(Web page and app entries)
[Start of Attachment]

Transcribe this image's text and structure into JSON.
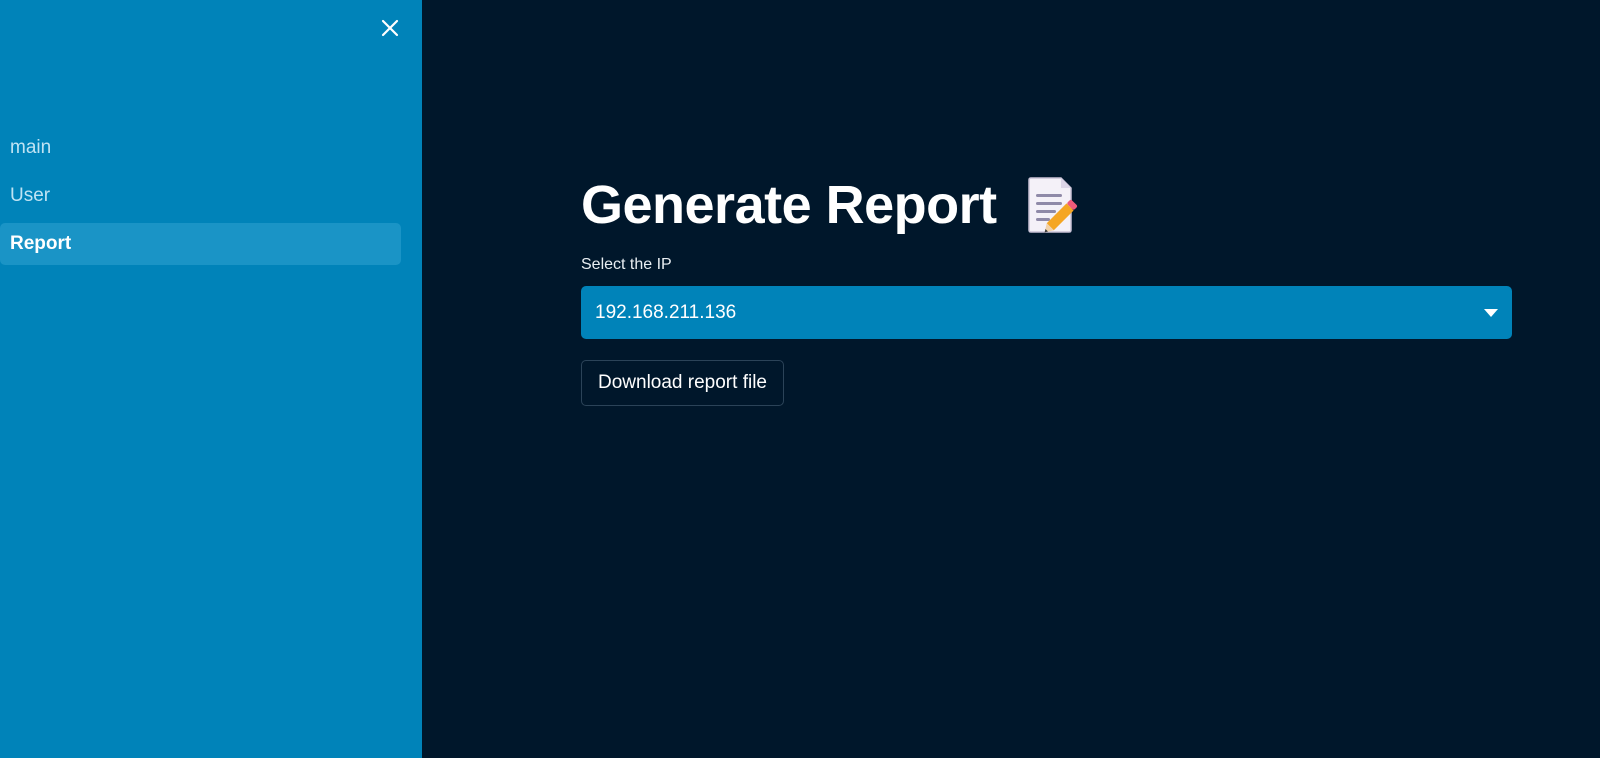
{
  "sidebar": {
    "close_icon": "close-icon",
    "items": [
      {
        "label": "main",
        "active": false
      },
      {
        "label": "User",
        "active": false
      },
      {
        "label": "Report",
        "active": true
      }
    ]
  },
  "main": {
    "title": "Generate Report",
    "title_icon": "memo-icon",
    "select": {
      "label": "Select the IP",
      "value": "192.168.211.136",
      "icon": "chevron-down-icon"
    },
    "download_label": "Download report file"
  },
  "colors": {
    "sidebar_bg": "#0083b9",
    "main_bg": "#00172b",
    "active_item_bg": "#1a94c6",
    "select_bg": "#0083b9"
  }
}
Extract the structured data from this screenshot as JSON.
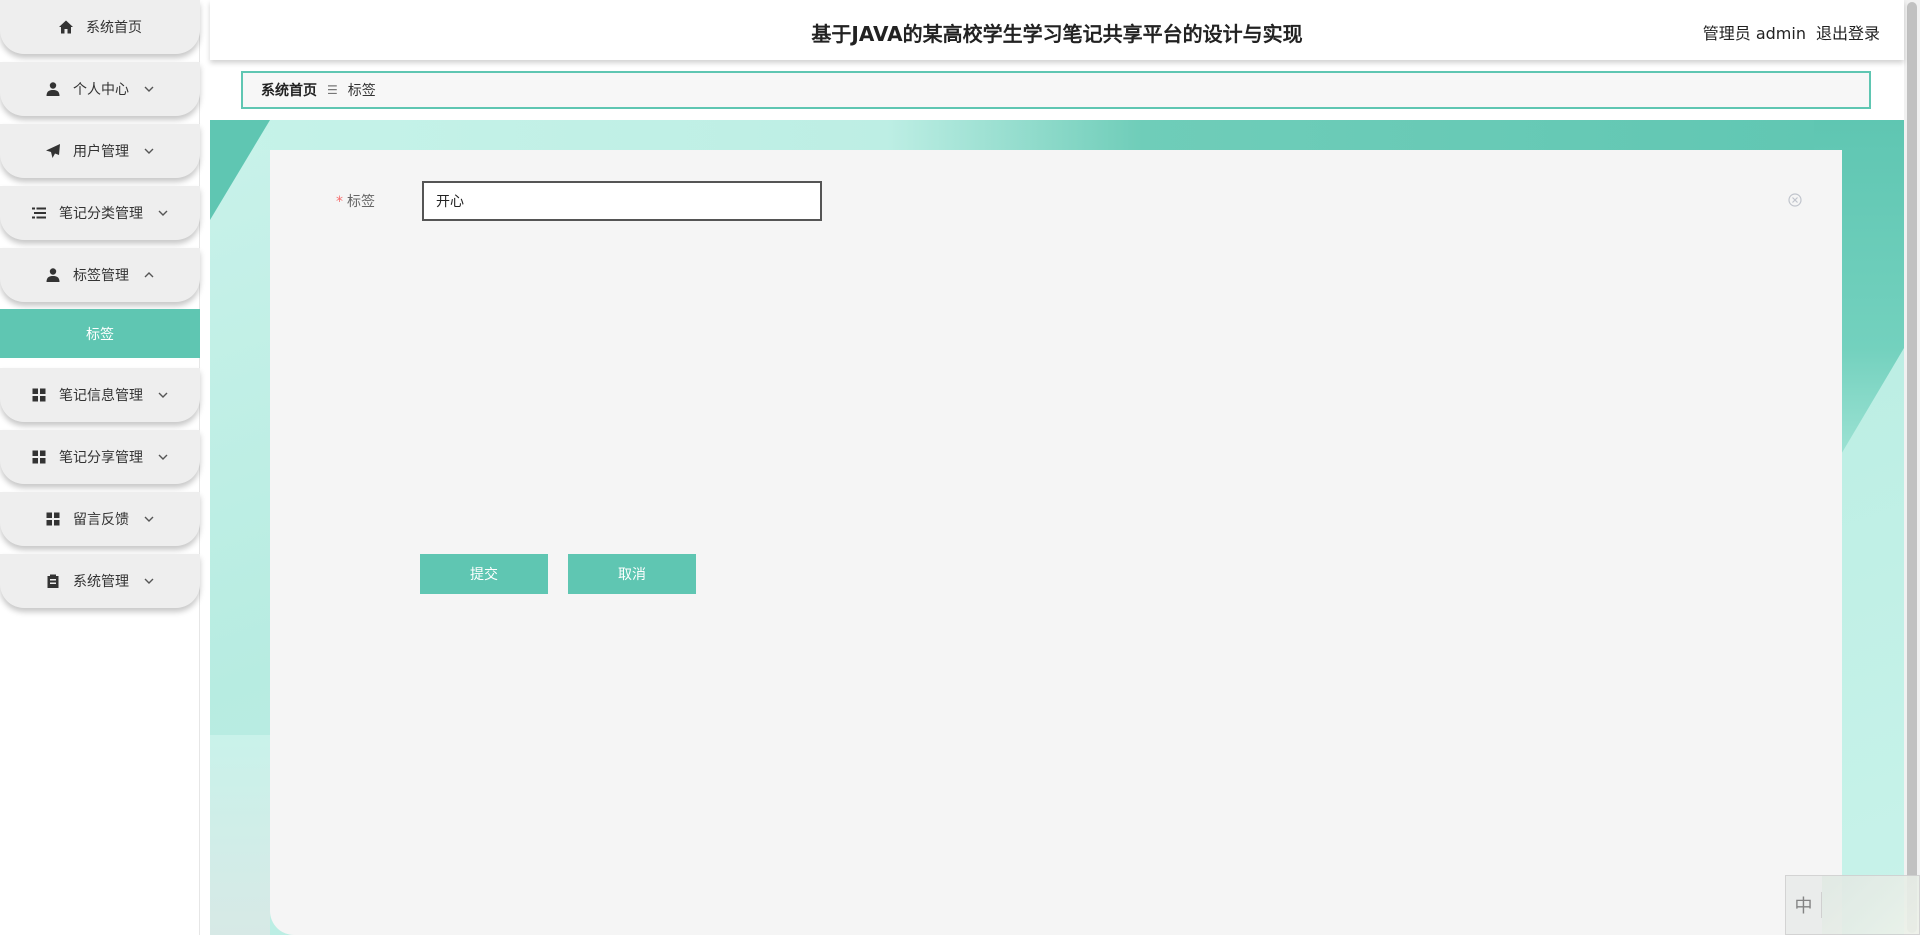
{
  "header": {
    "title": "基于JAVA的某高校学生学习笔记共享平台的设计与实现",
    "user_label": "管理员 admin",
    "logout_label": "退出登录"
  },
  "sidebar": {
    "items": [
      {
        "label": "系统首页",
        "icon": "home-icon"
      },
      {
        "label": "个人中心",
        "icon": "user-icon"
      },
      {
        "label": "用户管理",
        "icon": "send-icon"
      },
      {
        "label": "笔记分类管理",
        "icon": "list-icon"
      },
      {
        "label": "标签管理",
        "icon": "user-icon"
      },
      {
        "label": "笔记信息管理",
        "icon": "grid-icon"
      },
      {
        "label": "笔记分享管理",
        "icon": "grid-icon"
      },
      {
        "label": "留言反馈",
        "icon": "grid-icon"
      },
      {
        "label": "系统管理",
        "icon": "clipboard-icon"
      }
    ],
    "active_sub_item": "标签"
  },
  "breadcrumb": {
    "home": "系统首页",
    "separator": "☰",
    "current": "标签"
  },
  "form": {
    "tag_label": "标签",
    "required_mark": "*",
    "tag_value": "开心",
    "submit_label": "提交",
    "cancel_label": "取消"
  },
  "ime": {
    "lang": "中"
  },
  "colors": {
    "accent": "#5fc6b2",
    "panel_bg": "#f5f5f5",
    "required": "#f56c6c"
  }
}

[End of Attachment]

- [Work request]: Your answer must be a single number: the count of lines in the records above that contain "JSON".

- [Response below]: 2